What you are asked to do ▸ Each line below that carries the string "available" must appear in the answer.

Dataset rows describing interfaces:
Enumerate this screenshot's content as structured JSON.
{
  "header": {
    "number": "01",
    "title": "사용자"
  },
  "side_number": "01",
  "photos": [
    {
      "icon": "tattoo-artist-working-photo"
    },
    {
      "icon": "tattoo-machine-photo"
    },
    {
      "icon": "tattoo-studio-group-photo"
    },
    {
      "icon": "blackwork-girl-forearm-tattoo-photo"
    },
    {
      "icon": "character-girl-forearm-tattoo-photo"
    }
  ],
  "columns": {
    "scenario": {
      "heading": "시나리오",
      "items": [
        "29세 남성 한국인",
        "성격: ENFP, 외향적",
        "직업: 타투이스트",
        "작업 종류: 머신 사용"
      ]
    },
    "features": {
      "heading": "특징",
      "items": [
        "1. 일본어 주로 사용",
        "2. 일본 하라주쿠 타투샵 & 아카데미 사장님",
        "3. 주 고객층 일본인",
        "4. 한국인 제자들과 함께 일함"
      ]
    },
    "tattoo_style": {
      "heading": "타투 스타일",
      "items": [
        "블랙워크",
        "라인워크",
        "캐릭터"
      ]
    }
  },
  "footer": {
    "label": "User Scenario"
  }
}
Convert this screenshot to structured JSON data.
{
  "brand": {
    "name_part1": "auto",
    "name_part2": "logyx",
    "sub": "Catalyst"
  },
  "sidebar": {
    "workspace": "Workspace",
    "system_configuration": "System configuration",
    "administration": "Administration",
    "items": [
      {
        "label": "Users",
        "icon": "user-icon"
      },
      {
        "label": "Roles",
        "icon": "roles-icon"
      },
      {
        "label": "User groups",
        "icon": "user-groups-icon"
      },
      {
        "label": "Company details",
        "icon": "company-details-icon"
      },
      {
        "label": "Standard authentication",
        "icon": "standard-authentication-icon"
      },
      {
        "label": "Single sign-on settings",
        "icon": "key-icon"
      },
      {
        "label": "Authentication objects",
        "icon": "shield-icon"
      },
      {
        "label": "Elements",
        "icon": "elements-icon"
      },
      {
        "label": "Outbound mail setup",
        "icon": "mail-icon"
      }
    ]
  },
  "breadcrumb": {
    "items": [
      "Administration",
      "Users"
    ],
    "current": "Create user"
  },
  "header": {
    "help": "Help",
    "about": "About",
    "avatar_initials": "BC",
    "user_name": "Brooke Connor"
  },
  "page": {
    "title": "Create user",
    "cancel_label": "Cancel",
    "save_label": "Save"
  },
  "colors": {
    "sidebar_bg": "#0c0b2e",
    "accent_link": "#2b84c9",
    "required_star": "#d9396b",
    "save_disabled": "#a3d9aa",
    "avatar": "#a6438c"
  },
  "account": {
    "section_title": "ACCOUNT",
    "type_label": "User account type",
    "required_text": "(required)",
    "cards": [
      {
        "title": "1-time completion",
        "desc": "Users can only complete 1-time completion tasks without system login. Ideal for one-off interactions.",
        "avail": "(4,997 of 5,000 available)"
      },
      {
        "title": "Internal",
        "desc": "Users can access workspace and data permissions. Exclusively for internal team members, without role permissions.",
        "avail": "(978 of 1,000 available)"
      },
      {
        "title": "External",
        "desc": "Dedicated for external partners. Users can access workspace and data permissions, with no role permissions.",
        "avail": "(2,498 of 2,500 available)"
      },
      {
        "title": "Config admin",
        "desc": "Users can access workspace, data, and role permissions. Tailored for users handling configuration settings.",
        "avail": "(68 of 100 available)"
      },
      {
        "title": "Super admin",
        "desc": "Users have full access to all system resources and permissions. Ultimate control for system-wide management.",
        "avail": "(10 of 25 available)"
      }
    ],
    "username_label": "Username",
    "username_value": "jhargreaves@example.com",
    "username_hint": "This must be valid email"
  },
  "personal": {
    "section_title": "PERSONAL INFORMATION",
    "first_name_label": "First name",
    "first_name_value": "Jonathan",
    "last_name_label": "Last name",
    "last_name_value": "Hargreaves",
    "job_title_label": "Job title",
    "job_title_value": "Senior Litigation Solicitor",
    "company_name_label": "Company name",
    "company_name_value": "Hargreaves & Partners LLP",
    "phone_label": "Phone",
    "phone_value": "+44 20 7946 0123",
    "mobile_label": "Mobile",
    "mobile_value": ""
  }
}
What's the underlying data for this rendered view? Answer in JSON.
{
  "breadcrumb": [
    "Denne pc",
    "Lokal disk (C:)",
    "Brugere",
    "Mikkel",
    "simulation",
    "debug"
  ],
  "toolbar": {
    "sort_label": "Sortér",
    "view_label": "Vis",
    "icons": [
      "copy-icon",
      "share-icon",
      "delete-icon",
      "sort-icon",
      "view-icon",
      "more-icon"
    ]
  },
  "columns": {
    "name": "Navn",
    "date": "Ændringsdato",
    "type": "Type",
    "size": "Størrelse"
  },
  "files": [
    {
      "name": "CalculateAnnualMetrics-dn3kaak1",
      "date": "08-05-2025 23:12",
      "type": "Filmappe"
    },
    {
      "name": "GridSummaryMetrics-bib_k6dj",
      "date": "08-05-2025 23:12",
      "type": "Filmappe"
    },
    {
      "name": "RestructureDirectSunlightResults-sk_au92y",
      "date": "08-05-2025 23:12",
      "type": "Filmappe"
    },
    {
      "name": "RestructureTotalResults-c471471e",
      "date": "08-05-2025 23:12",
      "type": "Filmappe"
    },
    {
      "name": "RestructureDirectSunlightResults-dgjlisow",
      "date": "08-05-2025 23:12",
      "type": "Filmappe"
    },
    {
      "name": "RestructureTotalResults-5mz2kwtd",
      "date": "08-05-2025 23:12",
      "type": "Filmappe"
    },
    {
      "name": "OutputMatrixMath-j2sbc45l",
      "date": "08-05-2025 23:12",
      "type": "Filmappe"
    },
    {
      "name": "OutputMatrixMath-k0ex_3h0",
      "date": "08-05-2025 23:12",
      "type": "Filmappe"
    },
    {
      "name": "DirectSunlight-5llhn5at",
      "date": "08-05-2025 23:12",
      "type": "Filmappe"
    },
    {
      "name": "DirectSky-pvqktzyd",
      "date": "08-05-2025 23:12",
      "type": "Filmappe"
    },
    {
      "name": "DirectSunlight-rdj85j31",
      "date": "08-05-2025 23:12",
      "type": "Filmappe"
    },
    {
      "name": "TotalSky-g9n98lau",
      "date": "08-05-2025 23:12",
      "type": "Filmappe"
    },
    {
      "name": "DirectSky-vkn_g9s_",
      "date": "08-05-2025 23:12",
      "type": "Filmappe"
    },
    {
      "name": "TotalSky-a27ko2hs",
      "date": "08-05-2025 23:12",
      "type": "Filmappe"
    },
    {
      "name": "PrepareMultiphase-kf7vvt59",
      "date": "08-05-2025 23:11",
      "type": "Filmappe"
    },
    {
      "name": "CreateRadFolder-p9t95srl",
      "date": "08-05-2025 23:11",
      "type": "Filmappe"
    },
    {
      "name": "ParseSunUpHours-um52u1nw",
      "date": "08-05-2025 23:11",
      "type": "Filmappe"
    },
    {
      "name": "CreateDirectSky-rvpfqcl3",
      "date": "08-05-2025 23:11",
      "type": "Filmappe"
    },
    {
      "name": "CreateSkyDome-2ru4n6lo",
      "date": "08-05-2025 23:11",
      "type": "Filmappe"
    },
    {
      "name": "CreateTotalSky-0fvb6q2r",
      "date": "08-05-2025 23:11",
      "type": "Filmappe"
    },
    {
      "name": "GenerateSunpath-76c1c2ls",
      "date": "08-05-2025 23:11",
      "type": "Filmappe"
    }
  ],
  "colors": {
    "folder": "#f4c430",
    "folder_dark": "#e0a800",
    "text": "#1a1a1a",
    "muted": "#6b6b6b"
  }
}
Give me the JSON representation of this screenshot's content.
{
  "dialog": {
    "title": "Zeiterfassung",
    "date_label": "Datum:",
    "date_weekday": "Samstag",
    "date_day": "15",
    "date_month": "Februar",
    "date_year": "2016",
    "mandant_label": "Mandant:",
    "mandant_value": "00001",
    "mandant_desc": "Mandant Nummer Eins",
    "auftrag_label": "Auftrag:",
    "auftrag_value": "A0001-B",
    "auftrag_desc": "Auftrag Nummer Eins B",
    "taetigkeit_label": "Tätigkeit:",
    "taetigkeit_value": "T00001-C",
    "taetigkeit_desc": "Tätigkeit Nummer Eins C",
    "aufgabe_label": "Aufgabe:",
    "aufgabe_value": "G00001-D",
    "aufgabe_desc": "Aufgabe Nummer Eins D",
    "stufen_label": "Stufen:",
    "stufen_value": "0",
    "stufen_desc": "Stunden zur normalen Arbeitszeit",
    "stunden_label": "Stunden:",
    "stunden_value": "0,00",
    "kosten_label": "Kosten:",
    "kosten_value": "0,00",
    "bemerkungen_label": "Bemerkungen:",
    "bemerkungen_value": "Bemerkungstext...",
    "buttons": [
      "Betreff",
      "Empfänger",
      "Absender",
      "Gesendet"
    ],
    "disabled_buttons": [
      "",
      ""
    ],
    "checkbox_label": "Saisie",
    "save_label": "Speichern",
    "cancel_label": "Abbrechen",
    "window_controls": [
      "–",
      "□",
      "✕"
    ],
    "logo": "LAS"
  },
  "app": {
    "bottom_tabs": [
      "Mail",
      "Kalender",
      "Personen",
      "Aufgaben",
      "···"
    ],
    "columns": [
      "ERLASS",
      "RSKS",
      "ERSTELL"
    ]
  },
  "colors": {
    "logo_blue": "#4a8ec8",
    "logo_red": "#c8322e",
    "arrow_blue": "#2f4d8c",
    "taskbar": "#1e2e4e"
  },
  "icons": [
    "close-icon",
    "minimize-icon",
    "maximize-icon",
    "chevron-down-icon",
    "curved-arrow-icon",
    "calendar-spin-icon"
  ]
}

Answer section ▸
        "avail": "(4,997 of 5,000 available)"
        "avail": "(978 of 1,000 available)"
        "avail": "(2,498 of 2,500 available)"
        "avail": "(68 of 100 available)"
        "avail": "(10 of 25 available)"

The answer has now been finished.